- Uncertainty, since it’s based on assumptions and predictions about the future
- Market fallibility, such as monopolies or market distortions due to government interventions
- Discount rates and time horizons that might undervalue or overestimate long-term benefits
- The dynamic nature of markets and economies, particularly factors like inflation and interest rates, that shift cost-benefit balance over time
- Optimism bias and strategic misrepresentation in early project development, where costs are underestimated, and benefits are overestimated
Cost-Benefit Analysis Examples
SaaS M&A Deal
A large SaaS company is looking to acquire a smaller competitor, but they need to determine if the acquisition will generate positive returns for shareholders and the company itself.
Some potential costs and benefits of this deal include:
- Acquisition price and company valuation
- Integration costs (e.g., merging systems, staff training)
- Increased overhead costs (e.g., salaries, office space)
- Synergies and efficiencies gained by combining resources
- Increased market share and customer base
- Potential for new products or services from the acquired company
If the company has a specific software or feature that could dramatically improve the acquirer’s product offering, it might be worth paying a higher price. However, if the acquisition only results in incremental growth and higher costs, the analysis could suggest acquiring the company isn’t a great idea.
B2B Manufacturer Facility Investment
A prominent manufacturing company is facing the decision of whether to invest in a new facility or upgrade their existing one.
Some potential costs and benefits of this investment include:
- Construction or renovation costs
- Increased production capacity and efficiency
- Lower maintenance costs for the new facility
- Taxes (property and income) in the new facility’s location
- Employee training and relocation costs
- Potential for increased revenue from new products, production capabilities, and markets
- Existing purchase orders that prove the demand and need for a new facility
- Additional opportunities (e.g., contract manufacturing for competitors with less infrastructure)
In this case, the analysis will need to weigh the upfront costs of building a new facility against the potential long-term benefits, such as increased production capacity and efficiency. If demand increases aren’t expected to offset the initial costs, it probab;y won’t be profitable. If they are, it’s potentially a fantastic way to capture more market share and leverage economies of scale.
Key Takeaways on Cost-Benefit Analysis
By understanding the potential costs and benefits of different options, you can select those that are likely to have the most positive impact on your business while minimizing risks and uncertainties.
Some key takeaways to keep in mind when conducting a cost-benefit analysis include:
- Always consider both quantifiable and qualitative costs and benefits.
- Don’t rely solely on numbers; account for intangible factors.
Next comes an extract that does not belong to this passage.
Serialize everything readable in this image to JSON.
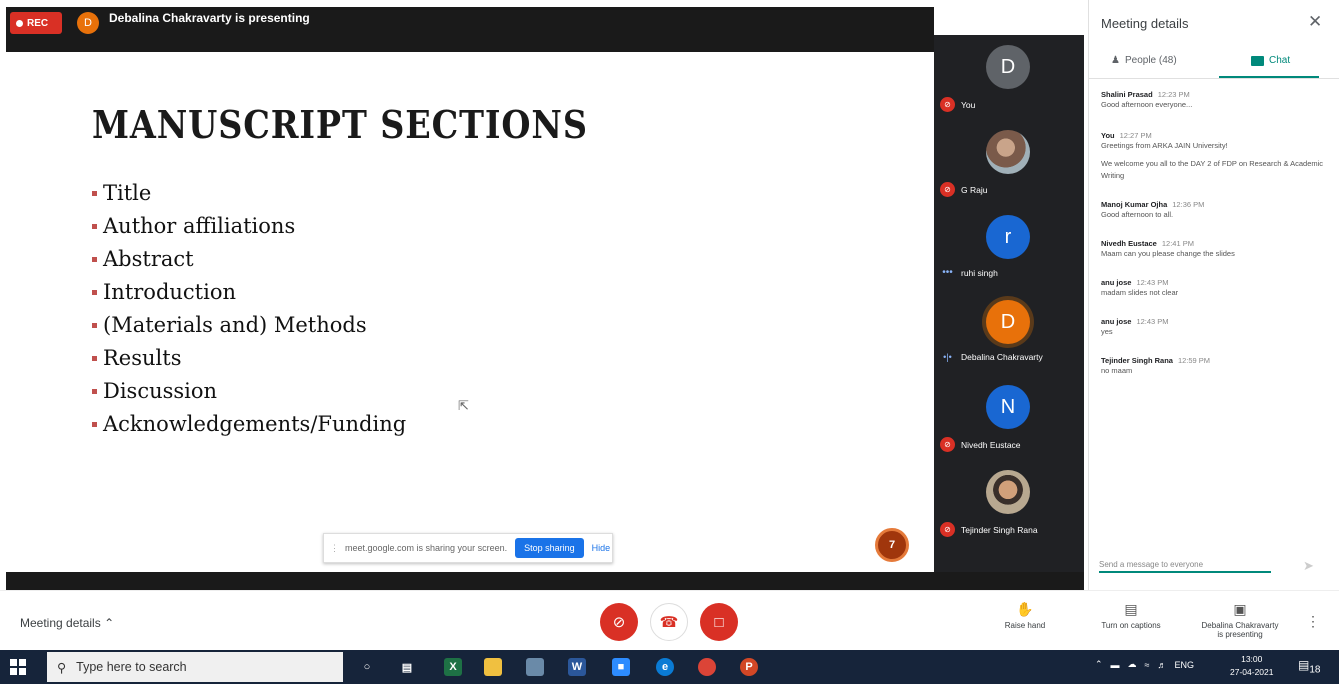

- Review the results of a sensitivity analysis to understand how changing assumptions can affect the outcome.
- Be aware of the challenges and limitations of cost-benefit analyses, such as data accuracy, subjectivity, and uncertainty.
- Use cost-benefit analysis in real-life scenarios like M&A deals and facility investments to make more informed decisions.
- Remember that the goal of a cost-benefit analysis is to help you choose the option with the highest net benefit, not necessarily the cheapest or most profitable.
People Also Ask
Why is cost-benefit analysis important?
Cost-benefit analysis is important because it helps decision-makers weigh the advantages and disadvantages of a course of action. It allows them to carefully decide whether the potential upside of a project or investment versus its downside. This makes for an overall less risky decision.
What are the pros and cons of cost-benefit analysis?
The most significant “pro” of cost-benefit analysis is it assigns monetary value to intangible things like environmental or social impacts. The main “con” is that it’s difficult to accurately measure and account for all costs and benefits, especially when considering long-term effects. Additionally, cost-benefit analysis can be biased if decision-makers have a personal stake in the outcome.